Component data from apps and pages
####

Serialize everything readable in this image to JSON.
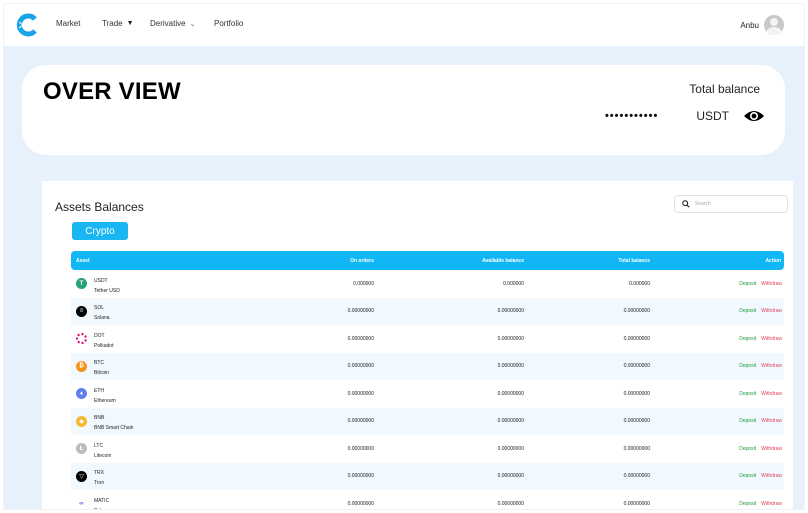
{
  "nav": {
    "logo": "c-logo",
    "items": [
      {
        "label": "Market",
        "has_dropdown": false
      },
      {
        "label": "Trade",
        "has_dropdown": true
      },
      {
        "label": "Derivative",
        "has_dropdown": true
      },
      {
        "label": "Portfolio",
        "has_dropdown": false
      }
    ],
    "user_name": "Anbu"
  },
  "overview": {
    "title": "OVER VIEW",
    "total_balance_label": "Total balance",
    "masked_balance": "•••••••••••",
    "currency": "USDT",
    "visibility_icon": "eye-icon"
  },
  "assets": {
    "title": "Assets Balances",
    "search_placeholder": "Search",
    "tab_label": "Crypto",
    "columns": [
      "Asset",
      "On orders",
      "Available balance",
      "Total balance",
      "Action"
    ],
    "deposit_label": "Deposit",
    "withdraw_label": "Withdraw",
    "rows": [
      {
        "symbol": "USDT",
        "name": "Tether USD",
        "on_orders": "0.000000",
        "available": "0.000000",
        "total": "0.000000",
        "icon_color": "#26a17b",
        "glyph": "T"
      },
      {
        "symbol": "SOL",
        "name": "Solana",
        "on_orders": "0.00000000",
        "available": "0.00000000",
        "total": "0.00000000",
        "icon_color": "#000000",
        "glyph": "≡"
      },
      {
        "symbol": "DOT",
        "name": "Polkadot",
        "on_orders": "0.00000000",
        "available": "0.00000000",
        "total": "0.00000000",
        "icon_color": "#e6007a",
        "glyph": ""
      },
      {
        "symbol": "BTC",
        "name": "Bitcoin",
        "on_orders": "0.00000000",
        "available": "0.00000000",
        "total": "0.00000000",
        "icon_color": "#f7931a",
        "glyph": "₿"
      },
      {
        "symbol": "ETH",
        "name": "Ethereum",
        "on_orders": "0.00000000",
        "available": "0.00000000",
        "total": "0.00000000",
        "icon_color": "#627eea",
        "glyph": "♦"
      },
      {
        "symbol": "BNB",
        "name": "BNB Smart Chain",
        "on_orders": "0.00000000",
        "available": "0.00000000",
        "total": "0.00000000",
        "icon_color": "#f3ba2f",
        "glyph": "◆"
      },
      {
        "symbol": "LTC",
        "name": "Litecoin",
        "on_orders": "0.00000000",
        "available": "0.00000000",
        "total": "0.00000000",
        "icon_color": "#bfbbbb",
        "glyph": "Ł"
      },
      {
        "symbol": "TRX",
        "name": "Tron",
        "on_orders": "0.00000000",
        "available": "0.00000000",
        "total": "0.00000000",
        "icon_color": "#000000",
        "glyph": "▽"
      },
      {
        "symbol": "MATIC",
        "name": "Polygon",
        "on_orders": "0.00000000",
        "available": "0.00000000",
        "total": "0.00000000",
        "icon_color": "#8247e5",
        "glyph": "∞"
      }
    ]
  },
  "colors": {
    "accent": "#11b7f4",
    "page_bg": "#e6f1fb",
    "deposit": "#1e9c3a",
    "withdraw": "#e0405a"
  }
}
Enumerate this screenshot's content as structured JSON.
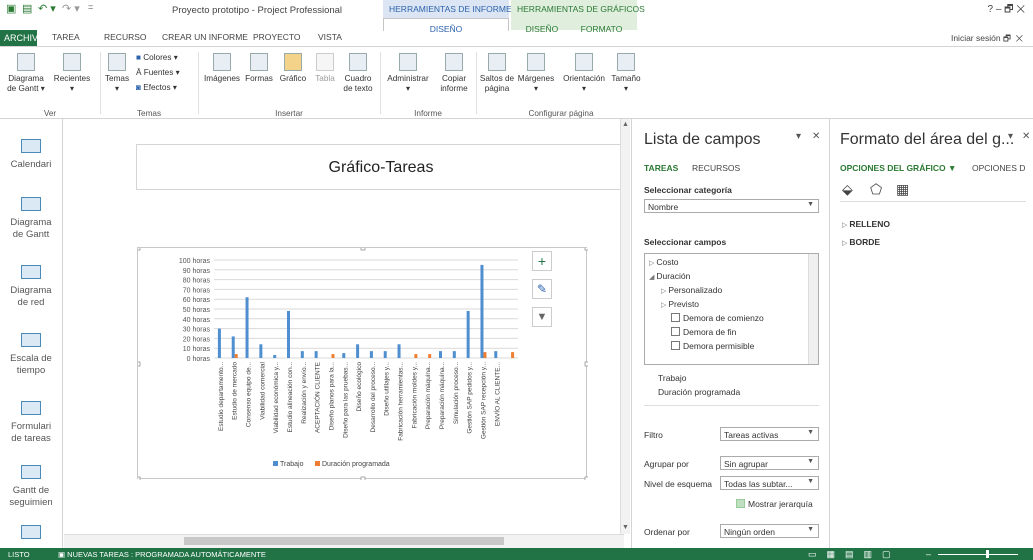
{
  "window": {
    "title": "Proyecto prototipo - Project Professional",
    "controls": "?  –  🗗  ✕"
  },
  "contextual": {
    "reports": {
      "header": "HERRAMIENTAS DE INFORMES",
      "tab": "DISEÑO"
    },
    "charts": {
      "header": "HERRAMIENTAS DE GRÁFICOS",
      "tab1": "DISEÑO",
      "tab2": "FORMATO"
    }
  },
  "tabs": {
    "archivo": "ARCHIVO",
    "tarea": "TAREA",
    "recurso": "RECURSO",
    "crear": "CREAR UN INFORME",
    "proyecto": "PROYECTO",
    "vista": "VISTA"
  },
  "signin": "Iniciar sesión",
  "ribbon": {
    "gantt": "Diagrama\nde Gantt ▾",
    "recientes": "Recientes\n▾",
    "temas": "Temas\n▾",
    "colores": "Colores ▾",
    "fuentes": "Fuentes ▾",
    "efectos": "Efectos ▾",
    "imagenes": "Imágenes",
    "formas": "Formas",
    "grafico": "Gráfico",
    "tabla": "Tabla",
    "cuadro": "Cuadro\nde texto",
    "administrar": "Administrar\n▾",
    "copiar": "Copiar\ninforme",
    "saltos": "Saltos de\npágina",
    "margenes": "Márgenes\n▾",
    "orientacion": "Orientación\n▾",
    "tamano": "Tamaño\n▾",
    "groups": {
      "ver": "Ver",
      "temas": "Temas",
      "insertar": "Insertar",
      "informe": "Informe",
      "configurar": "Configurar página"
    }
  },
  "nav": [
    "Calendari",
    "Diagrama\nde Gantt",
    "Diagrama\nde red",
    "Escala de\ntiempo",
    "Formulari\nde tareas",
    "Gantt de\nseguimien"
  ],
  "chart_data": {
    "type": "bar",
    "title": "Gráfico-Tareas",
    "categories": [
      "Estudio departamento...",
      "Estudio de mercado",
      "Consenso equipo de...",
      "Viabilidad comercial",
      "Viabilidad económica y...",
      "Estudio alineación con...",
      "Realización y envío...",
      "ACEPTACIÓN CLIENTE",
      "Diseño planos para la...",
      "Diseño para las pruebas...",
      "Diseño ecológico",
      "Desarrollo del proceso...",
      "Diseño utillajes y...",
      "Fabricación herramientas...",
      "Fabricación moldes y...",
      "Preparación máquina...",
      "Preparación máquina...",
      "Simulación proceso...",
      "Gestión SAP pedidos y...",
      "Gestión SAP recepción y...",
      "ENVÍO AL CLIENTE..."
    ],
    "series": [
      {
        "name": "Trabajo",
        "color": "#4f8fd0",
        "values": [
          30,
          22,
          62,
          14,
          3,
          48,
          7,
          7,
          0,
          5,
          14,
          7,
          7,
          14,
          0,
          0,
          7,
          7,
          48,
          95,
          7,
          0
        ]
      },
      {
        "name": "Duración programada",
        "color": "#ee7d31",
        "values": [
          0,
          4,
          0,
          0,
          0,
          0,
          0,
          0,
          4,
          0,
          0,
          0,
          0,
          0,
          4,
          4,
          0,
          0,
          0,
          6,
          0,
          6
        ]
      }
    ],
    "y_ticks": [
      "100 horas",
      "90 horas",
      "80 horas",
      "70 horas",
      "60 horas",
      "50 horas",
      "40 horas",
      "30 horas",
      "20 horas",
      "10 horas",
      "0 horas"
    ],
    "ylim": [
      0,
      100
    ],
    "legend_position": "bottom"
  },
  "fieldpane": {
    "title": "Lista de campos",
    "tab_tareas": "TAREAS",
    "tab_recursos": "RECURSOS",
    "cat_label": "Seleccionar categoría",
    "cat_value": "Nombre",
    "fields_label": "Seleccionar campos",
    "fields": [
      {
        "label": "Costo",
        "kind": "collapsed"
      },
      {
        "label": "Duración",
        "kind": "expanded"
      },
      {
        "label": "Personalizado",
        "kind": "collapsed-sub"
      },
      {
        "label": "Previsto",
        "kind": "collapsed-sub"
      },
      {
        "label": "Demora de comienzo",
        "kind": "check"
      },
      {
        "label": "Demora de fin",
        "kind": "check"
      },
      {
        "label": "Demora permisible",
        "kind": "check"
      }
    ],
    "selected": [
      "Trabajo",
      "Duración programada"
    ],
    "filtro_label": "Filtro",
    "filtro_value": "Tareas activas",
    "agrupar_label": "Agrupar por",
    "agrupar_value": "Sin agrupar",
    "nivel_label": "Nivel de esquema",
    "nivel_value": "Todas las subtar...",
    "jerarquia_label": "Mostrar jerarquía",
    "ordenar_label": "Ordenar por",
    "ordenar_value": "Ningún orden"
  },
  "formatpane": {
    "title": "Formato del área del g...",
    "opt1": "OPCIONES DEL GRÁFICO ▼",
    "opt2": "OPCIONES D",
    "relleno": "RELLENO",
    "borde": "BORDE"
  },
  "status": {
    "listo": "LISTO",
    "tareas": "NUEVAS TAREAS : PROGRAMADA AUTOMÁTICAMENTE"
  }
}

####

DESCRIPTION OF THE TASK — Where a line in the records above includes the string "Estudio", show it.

SOLUTION FOR THIS PROBLEM —
      "Estudio departamento...",
      "Estudio de mercado",
      "Estudio alineación con...",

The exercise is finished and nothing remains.